### [Problem to work on]
Give back every entry, exactly as written.

### [Supplied information]

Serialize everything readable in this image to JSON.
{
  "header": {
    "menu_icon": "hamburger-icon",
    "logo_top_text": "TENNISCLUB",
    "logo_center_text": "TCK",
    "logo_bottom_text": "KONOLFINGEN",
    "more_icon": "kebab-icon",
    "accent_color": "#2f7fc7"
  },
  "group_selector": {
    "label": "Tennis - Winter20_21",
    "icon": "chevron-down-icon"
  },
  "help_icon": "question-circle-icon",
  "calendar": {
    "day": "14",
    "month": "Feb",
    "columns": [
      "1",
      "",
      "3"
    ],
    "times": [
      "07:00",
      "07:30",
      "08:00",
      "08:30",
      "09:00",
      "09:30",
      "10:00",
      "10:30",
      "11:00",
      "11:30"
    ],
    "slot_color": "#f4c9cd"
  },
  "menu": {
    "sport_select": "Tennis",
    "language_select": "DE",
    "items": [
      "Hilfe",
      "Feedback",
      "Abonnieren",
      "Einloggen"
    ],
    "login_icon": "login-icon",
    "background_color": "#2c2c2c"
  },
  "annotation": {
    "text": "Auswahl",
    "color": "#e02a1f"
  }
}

### [Expected output]
Serialize everything readable in this image to JSON.
{
  "header": {
    "menu_icon": "hamburger-icon",
    "logo_top_text": "TENNISCLUB",
    "logo_center_text": "TCK",
    "logo_bottom_text": "KONOLFINGEN",
    "more_icon": "kebab-icon",
    "accent_color": "#2f7fc7"
  },
  "group_selector": {
    "label": "Tennis - Winter20_21",
    "icon": "chevron-down-icon"
  },
  "help_icon": "question-circle-icon",
  "calendar": {
    "day": "14",
    "month": "Feb",
    "columns": [
      "1",
      "",
      "3"
    ],
    "times": [
      "07:00",
      "07:30",
      "08:00",
      "08:30",
      "09:00",
      "09:30",
      "10:00",
      "10:30",
      "11:00",
      "11:30"
    ],
    "slot_color": "#f4c9cd"
  },
  "menu": {
    "sport_select": "Tennis",
    "language_select": "DE",
    "items": [
      "Hilfe",
      "Feedback",
      "Abonnieren",
      "Einloggen"
    ],
    "login_icon": "login-icon",
    "background_color": "#2c2c2c"
  },
  "annotation": {
    "text": "Auswahl",
    "color": "#e02a1f"
  }
}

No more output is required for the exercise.